Amongst planet Earth’s natural resources are air, minerals, plants, soil, water and wildlife. For these resources to exist in future, a holistic approach to conservation is absolutely critical.
Let’s talk specifically about water. WH Auden said, “Thousands have lived without love, not one without water”. In the Himalayas, water is the very architect of life-sustenance. Both glacial and non-glacial rivers as well as streams, rivulets and traditional springs moderate the hydrogeology of the region. They irrigate the life of the community.
The Himalayas which mean the ‘abode of snow’ have been home to the spiritual seekers for centuries. Mystical, spiritual, inscrutable, awe-inspiring, intense, overwhelming, enigmatic and more, the Himalayas tower over humanity!
This youngest mountain range in the world is astonishingly diverse and multi-faceted. Human history is inextricably entwined with its geography. To understand the biodiversity, topography, culture and heritage of the Himalayan region and articulate it in words is virtually impossible.
My relationship with the Himalayas and the Kumaon region in particular, goes back to six decades when I started visiting my grandparents who lived in Berinag as a young child. The mountains had carved an indelible impression on my young mind.

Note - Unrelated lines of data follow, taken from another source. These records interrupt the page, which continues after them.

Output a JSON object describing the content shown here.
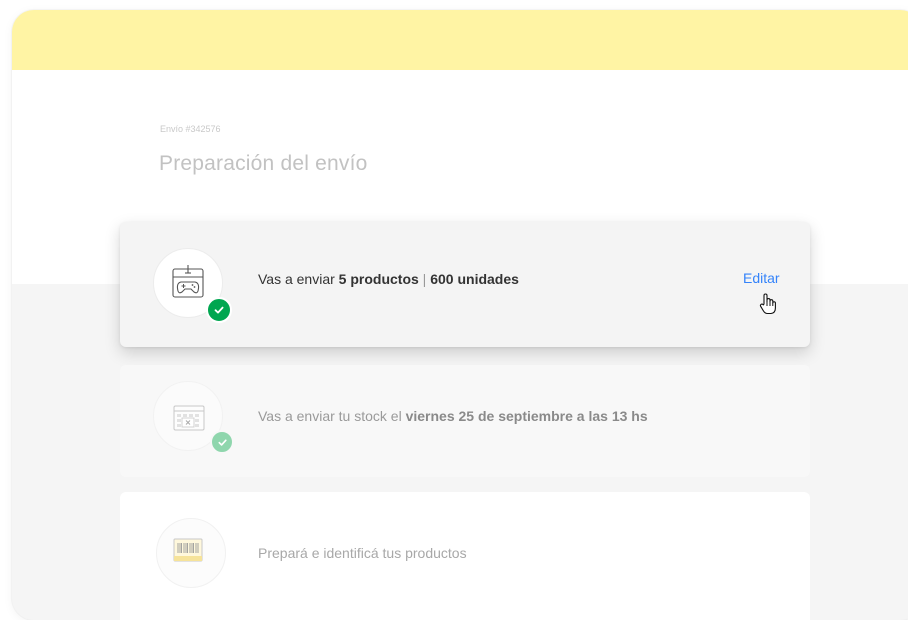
{
  "header": {
    "shipment_id": "Envío #342576",
    "title": "Preparación del envío"
  },
  "steps": [
    {
      "text_prefix": "Vas a enviar ",
      "products": "5 productos",
      "separator": " | ",
      "units": "600 unidades",
      "action_label": "Editar",
      "status": "completed",
      "icon": "gamepad-box-icon"
    },
    {
      "text_prefix": "Vas a enviar tu stock el ",
      "date": "viernes 25 de septiembre a las 13 hs",
      "status": "completed",
      "icon": "calendar-icon"
    },
    {
      "text": "Prepará e identificá tus productos",
      "status": "pending",
      "icon": "barcode-label-icon"
    }
  ],
  "colors": {
    "yellow": "#fff4a4",
    "accent": "#3483fa",
    "success": "#00a650"
  }
}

And then in 2002, my tryst with the quaint and picturesque hamlet of Satoli took roots when the then President of India, Dr. Abdul Kalam, inaugurated a Mobile Van carrying Xray and Ultrasound machines, a lab and pharmacy all in one for the village community. Subsequently, my engagement with AAROHI, an NGO working in the field of health, environment, education, livelihood and women empowerment has kept me deeply connected to this region.
People’s power can literally move mountains. Hope the movement against the unscrupulous exploitation of our natural resources gains ground.
(Dr. Col. CS Pant, Chairman, AAROHI, an NGO headquartered in Satoli, Nainital, Uttarakhand is a pioneer in the field of early breast cancer detection and an authority in the field of mammography. He has conceived, designed and developed Uttaranchal Mobile Clinic and Research Project, a unique state-of-that-art Health Care Model for poor needy people of far-flung areas of Uttarakhand.)